I WRITE in response to your front page story ("Hangar's in the balance",Lakes Mail, October 18) about the construction of a hangar to house a restored Catalina plane on the very large concrete apron left by the World War II Catalina base in Rathmines.
I have sympathy with the views of David Hagen, the owner of the Catalina Lakefront Retreat, about the proposal to locate the hangar on one of the sites of the original western hangars of the former base, as it would interfere with the current views of the lake from the retreat. However, we must be very careful not to throw the baby out with the bath water.
The photo with the article shows that if the Catalina hangar was built on the eastern site of the two western hangars it would have minimal impact on the views from the retreat. The construction of a hangar to house a restored Catalina plane would be a great tourist attraction, and a reward for the thousands of voluntary hours spent working on the dilapidated Catalina brought in from Puerto Rico at significant cost.
This is such an important World War II historical site that it should not be remembered by a large, ugly concrete slab. There must be a win-win solution to be managed by Lake Macquarie City Council in consultation with all parties. It would be a travesty if the proposed hangar was stifled by vested interests and intransigence. There must be a sensible compromise.
- Alex McDonald, Rathmines
Morisset won't cope
I JUST read the story "Town won't cope with crowds" (Lakes Mail, October 17) about the proposed Cedar Mill development in Morisset, and I couldn't agree more with Sunshine Progress Association. This oversized development will cause so many problems for our area - traffic being the major one, but also noise, unacceptable behaviour from some patrons, and littering in Morisset is bad enough now. That will just get worse.
And what about the wildlife that lives there? Or don't they matter? Obviously not when you look at the disgraceful land clearing going on in the area. Yes, Cedar Mill would benefit some in the short term, especially the developer and council. But they don't have to live here. A development of the site would be good, but this one just has too many things in one spot. The majority of us that have chosen to live here did so to escape the hustle and bustle of the big city.
- Tammy Wayman, Dora Creek
Nationals form branch
POST the resounding success of Josh Angus in the last federal election, local members of the National Party have come together to form the newest branch of the party right here in Lake Macquarie. It is evident that with the result of the last federal election that Lake Macquarie is seeing an increasing amount of people crying out for representation from the party.
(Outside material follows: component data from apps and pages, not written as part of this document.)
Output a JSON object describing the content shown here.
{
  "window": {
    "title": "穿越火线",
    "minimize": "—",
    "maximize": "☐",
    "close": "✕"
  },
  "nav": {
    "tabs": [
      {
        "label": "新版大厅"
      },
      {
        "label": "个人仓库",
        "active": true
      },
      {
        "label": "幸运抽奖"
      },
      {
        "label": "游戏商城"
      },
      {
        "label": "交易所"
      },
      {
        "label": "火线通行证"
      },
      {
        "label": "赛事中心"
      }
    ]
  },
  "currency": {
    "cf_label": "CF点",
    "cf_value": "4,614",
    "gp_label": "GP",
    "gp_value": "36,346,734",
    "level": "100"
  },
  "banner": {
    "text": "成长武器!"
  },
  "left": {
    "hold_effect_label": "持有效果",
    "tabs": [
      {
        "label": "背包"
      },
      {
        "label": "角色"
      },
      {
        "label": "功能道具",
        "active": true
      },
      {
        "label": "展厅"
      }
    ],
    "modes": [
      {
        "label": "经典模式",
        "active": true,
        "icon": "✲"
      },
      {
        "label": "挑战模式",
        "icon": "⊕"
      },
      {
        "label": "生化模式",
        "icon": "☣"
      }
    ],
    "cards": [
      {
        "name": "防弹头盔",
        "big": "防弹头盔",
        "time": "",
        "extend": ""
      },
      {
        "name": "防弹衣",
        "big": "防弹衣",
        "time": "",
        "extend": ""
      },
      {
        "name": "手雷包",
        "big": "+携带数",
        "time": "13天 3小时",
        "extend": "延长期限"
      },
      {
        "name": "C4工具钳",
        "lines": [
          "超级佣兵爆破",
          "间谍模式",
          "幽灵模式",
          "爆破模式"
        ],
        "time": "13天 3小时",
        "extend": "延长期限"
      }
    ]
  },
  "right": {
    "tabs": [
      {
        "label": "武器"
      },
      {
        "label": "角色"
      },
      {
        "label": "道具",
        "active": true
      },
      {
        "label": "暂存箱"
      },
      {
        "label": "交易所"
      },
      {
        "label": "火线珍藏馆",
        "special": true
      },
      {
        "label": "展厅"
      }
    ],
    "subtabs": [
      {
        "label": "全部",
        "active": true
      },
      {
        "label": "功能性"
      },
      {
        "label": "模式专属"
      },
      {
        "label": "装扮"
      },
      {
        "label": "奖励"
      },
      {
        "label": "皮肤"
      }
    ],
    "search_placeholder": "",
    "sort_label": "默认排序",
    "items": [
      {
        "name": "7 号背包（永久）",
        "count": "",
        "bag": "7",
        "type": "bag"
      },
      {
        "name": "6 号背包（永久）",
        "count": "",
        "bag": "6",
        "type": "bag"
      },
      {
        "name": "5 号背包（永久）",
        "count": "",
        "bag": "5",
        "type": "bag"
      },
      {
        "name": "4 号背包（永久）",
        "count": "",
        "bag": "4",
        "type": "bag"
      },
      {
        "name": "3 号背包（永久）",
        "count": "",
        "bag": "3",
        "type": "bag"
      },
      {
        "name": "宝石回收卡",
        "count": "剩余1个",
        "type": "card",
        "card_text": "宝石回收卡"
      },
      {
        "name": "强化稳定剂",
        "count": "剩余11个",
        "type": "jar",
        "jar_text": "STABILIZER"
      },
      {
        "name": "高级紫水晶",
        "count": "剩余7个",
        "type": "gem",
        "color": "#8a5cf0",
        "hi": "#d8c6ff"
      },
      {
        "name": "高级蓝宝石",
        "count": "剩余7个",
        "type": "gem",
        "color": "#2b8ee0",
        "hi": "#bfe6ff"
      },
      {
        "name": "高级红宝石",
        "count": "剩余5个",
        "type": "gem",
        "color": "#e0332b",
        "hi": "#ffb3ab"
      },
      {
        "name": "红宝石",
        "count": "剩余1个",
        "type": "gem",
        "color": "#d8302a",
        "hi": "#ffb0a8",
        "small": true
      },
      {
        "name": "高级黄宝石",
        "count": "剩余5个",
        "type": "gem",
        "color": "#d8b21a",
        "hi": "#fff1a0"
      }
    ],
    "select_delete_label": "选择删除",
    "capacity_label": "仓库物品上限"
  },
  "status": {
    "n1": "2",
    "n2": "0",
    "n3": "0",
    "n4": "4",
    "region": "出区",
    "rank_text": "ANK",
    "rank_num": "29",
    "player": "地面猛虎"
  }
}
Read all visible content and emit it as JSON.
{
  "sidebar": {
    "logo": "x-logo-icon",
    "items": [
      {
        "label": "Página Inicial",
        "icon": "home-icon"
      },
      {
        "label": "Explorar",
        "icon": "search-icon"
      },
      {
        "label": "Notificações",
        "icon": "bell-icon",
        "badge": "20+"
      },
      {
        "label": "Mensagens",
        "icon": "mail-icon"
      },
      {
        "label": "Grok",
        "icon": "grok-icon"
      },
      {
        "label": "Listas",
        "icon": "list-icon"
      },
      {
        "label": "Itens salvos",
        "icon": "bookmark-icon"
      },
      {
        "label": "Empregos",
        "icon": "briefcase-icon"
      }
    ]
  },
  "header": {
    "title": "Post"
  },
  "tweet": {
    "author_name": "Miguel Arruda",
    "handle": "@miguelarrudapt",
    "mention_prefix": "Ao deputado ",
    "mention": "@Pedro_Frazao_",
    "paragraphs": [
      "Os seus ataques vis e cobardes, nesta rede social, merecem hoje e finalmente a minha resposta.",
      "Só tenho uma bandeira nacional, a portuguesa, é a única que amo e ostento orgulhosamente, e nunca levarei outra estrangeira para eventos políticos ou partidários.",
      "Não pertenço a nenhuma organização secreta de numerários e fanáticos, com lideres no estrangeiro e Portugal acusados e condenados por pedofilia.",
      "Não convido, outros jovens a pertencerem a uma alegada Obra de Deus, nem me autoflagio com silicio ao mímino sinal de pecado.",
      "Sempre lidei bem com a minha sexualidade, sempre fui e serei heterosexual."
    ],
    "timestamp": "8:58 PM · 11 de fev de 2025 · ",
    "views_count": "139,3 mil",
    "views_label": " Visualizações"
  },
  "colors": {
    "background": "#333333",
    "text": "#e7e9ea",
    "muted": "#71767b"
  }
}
In the future, this will prove to be an integral part of our community especially with the party's ethos that you think local and vote National.
- Nicholas Stibbard, Thornton
THE proposed construction and use of diesel engines and gas turbines to power small power stations of around 250MW makes a lot more sense than hydro pump systems delivering the same output.
They cost far less to build, don't need a water supply, and can be built almost anywhere to produce power at any time of day, regardless of weather conditions. And they can do it all without a cost factor of up to 30 per cent inefficiency as occurs with hydro pump systems. So why are hydro pump systems even considered?
The sooner common sense takes charge with our power supply, the sooner we can move on, and industry can plan their future. We have been kept in limbo for far too long chasing rainbows for dreamers. The dreaming time is over. Reality is now the necessity.
- Carl Stevenson, Dora Creek